The Queen of Blood and Rage wants Lily to help broker peace with the human world, but Lily knows that harmony won’t come easily. After decades of waging war on the humans, who cost the queen her firstborn daughter, the fae are struggling to accept Lily, a half-human monarch. And the humans, while no match against faery affinities, will hardly agree to the queen’s détente without resistance.
Lily wants to be a fair ruler but fears having to abandon the life she’s known. Now that she and Creed are more than just fellow Black Diamonds—operatives for the queen—her priorities have shifted. But her worries about assuming the throne are derailed when it becomes clear that someone—or some fae—is masterminding violent attacks to discourage peace. Who can end the war between humans and fae?
Lily is really coming into her own in this story. She is no longer known as Lilywhite, now she is Lilydark. She is claiming her throne, but she is facing some dark opposition. First, she demands peace between humans and Fae. Then she finds herself thwarted at every attempt to secure that peace. Also, she kind of looses herself in this story, but it is all for a good cause. She begins to call on the Hidden Lands Fae to help her, but are they really helping her?
I had so many questions going into this book. Some were answered but still others popped up and I can’t say I am really satisfied by the story conclusion. This story ends with so many characters left hanging. Not all of the character story arcs had a conclusion in this book, and that was pretty frustrating.
My favorite pairing in this story was Will and Roan. I have no idea what happens to Will after he comes out, although I am glad that he did. Will and Roan were such a nice aspect to this story.
People fricken die in this book! I don’t feel like it was talked about enough (or that it was very fair because now a certain Fae is sad and mate-less). I have no idea if that Fae ever moved on or what became of them.
What happened to Creed?
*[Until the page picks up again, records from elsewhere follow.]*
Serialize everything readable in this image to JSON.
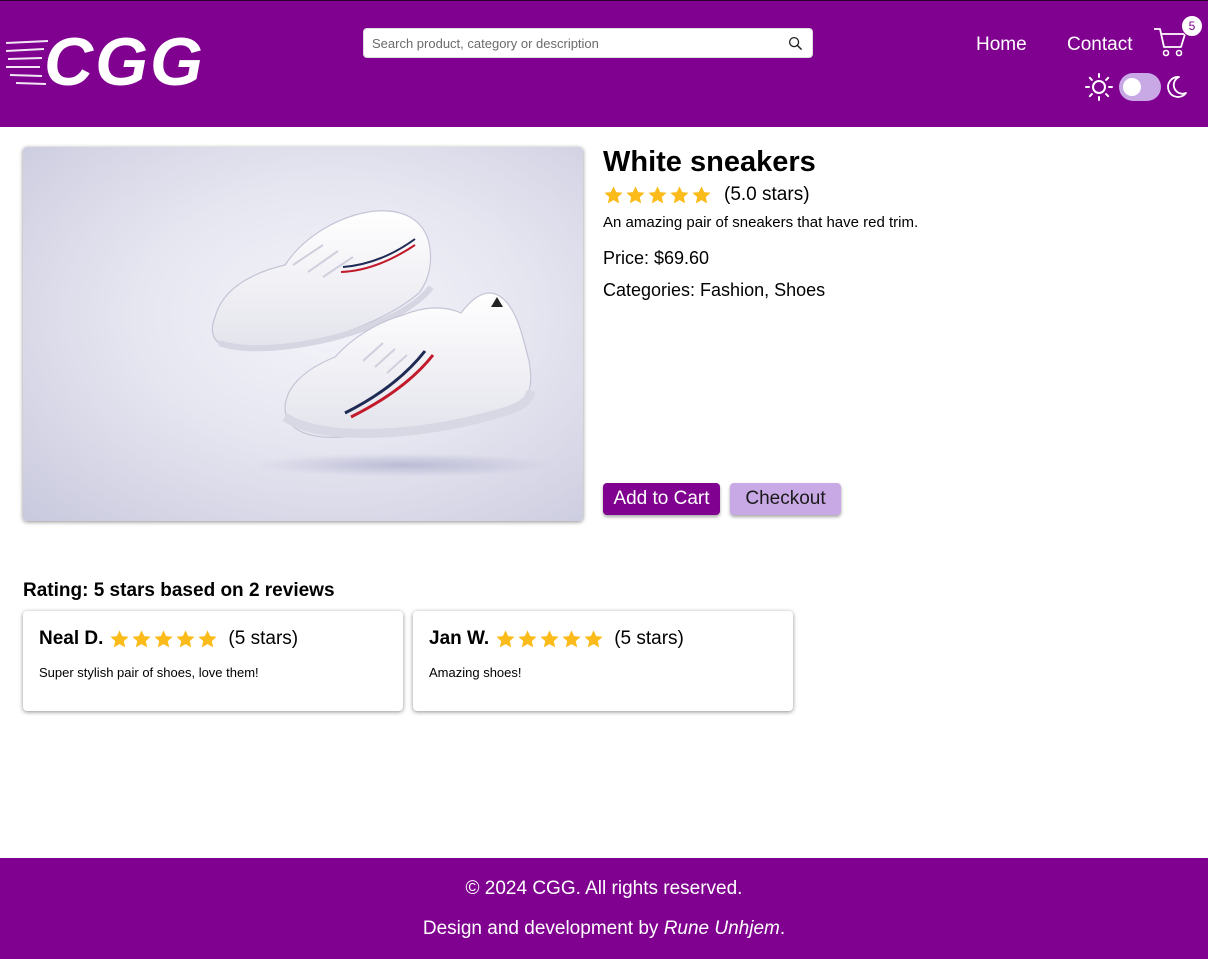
{
  "header": {
    "logo_text": "CGG",
    "search": {
      "placeholder": "Search product, category or description"
    },
    "nav": [
      {
        "label": "Home"
      },
      {
        "label": "Contact"
      }
    ],
    "cart_count": "5",
    "theme": {
      "mode": "light"
    }
  },
  "product": {
    "title": "White sneakers",
    "rating_value": 5,
    "rating_text": "(5.0 stars)",
    "description": "An amazing pair of sneakers that have red trim.",
    "price": "Price: $69.60",
    "categories": "Categories: Fashion, Shoes",
    "buttons": {
      "add_to_cart": "Add to Cart",
      "checkout": "Checkout"
    }
  },
  "reviews": {
    "heading": "Rating: 5 stars based on 2 reviews",
    "items": [
      {
        "name": "Neal D.",
        "stars": 5,
        "stars_text": "(5 stars)",
        "text": "Super stylish pair of shoes, love them!"
      },
      {
        "name": "Jan W.",
        "stars": 5,
        "stars_text": "(5 stars)",
        "text": "Amazing shoes!"
      }
    ]
  },
  "footer": {
    "copyright": "© 2024 CGG. All rights reserved.",
    "credit_prefix": "Design and development by ",
    "credit_name": "Rune Unhjem",
    "credit_suffix": "."
  },
  "colors": {
    "brand": "#800090",
    "accent_light": "#c8a9e6",
    "star": "#fbbc1b"
  }
}
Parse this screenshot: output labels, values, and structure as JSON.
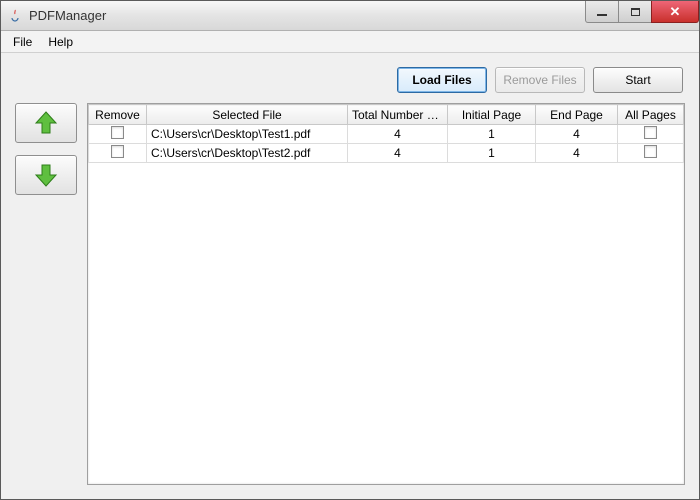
{
  "window": {
    "title": "PDFManager"
  },
  "menubar": {
    "file": "File",
    "help": "Help"
  },
  "toolbar": {
    "load_files": "Load Files",
    "remove_files": "Remove Files",
    "start": "Start"
  },
  "side": {
    "up": "move-up",
    "down": "move-down"
  },
  "table": {
    "columns": {
      "remove": "Remove",
      "file": "Selected File",
      "total": "Total Number of...",
      "initial": "Initial Page",
      "end": "End Page",
      "all": "All Pages"
    },
    "rows": [
      {
        "remove": false,
        "file": "C:\\Users\\cr\\Desktop\\Test1.pdf",
        "total": "4",
        "initial": "1",
        "end": "4",
        "all": false
      },
      {
        "remove": false,
        "file": "C:\\Users\\cr\\Desktop\\Test2.pdf",
        "total": "4",
        "initial": "1",
        "end": "4",
        "all": false
      }
    ]
  }
}
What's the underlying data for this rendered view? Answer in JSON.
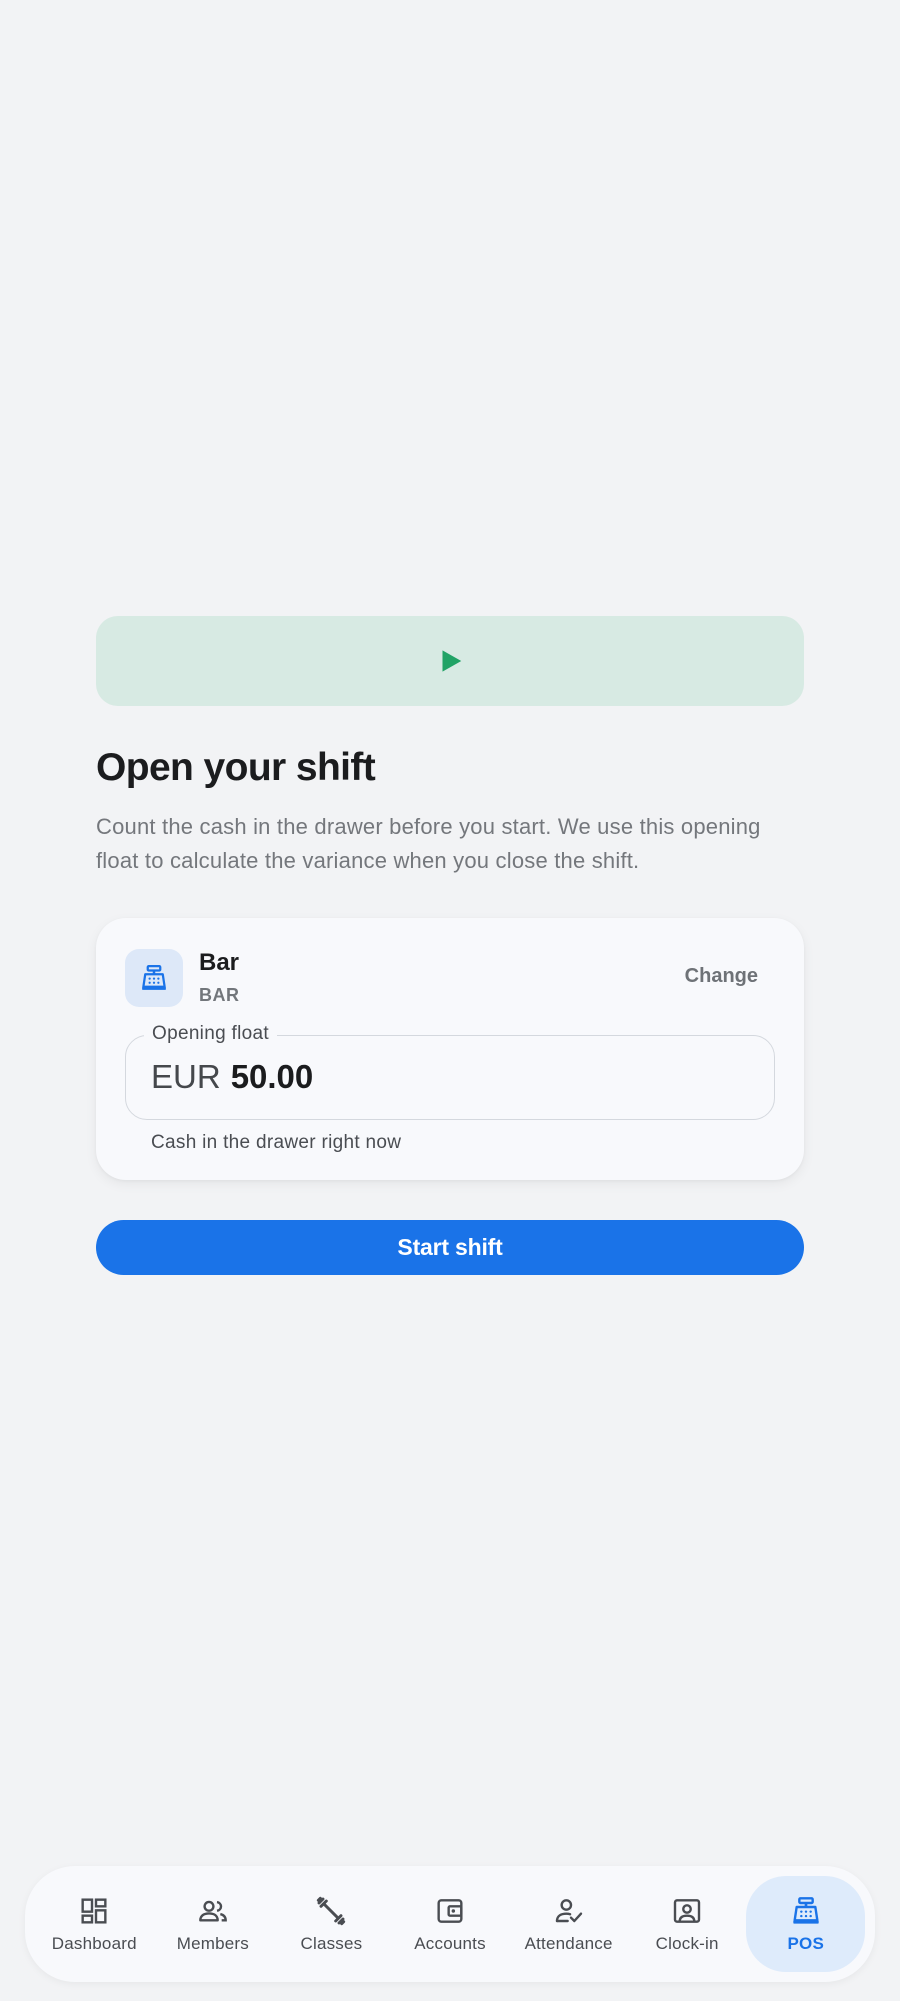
{
  "hero": {
    "icon": "play-icon",
    "color": "#21a366"
  },
  "title": "Open your shift",
  "subtitle": "Count the cash in the drawer before you start. We use this opening float to calculate the variance when you close the shift.",
  "register": {
    "icon": "cash-register-icon",
    "name": "Bar",
    "code": "BAR",
    "change_label": "Change"
  },
  "float_field": {
    "label": "Opening float",
    "currency": "EUR",
    "amount": "50.00",
    "helper": "Cash in the drawer right now"
  },
  "start_button": {
    "label": "Start shift",
    "color": "#1a73e8"
  },
  "nav": {
    "items": [
      {
        "label": "Dashboard",
        "icon": "dashboard-icon"
      },
      {
        "label": "Members",
        "icon": "members-icon"
      },
      {
        "label": "Classes",
        "icon": "dumbbell-icon"
      },
      {
        "label": "Accounts",
        "icon": "wallet-icon"
      },
      {
        "label": "Attendance",
        "icon": "person-check-icon"
      },
      {
        "label": "Clock-in",
        "icon": "badge-icon"
      },
      {
        "label": "POS",
        "icon": "cash-register-icon",
        "active": true
      }
    ]
  }
}
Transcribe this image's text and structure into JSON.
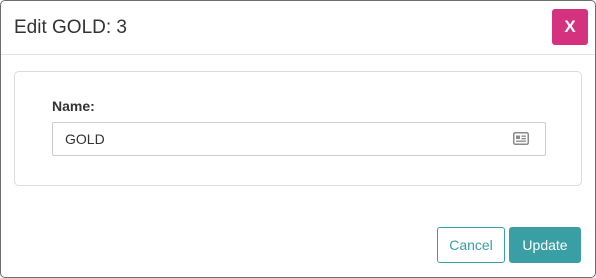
{
  "dialog": {
    "title": "Edit GOLD: 3",
    "close_label": "X"
  },
  "form": {
    "name_label": "Name:",
    "name_value": "GOLD",
    "name_icon": "id-card-icon"
  },
  "footer": {
    "cancel_label": "Cancel",
    "update_label": "Update"
  },
  "colors": {
    "close_button": "#d4317f",
    "primary": "#3a9ea5"
  }
}
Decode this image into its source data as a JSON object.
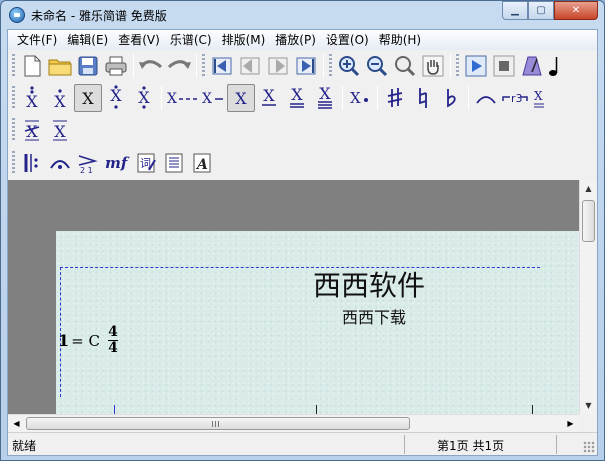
{
  "window": {
    "title": "未命名 - 雅乐简谱 免费版",
    "min_label": "▁",
    "max_label": "▢",
    "close_label": "✕"
  },
  "menu": [
    {
      "label": "文件(F)"
    },
    {
      "label": "编辑(E)"
    },
    {
      "label": "查看(V)"
    },
    {
      "label": "乐谱(C)"
    },
    {
      "label": "排版(M)"
    },
    {
      "label": "播放(P)"
    },
    {
      "label": "设置(O)"
    },
    {
      "label": "帮助(H)"
    }
  ],
  "document": {
    "title": "西西软件",
    "subtitle": "西西下载",
    "key_number": "1",
    "key_text": "= C",
    "time_top": "4",
    "time_bottom": "4"
  },
  "status": {
    "left": "就绪",
    "page": "第1页 共1页"
  },
  "colors": {
    "accent": "#23238a",
    "paper": "#d9ebe9",
    "dashed": "#2a3ad0"
  }
}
He was so cool in the first book, but this story has him following Lily around like a puppy. He really looses his identity in this story. I still root for them, but I wish he had more action scenes in this story. Also, neither of these books show Creed “performing” in any scene. I still don’t understand what he is famous for.
Violet was such a scene stealer in this book, but in the best way. I almost think she didn’t get enough credit or attention in this story. I was so curious about Violet and Erik but in the end I was denied this ship.
Elidih, who I never even mentioned in my review for book one, plays a really important role in this story. Her role as being even more connected to the Hidden World then Lily left me pretty confused. She also has this whole relationship with Torquil, her best childhood friend. Torquil is related to Rhys who is Zephyrs real father. So all these characters connect in a fun way.
This book is still lacking on those descriptive details that set the scenes for me. I guess descriptions aren’t this author’s thing. That’s too bad because I would like to explore more Fae stories by her.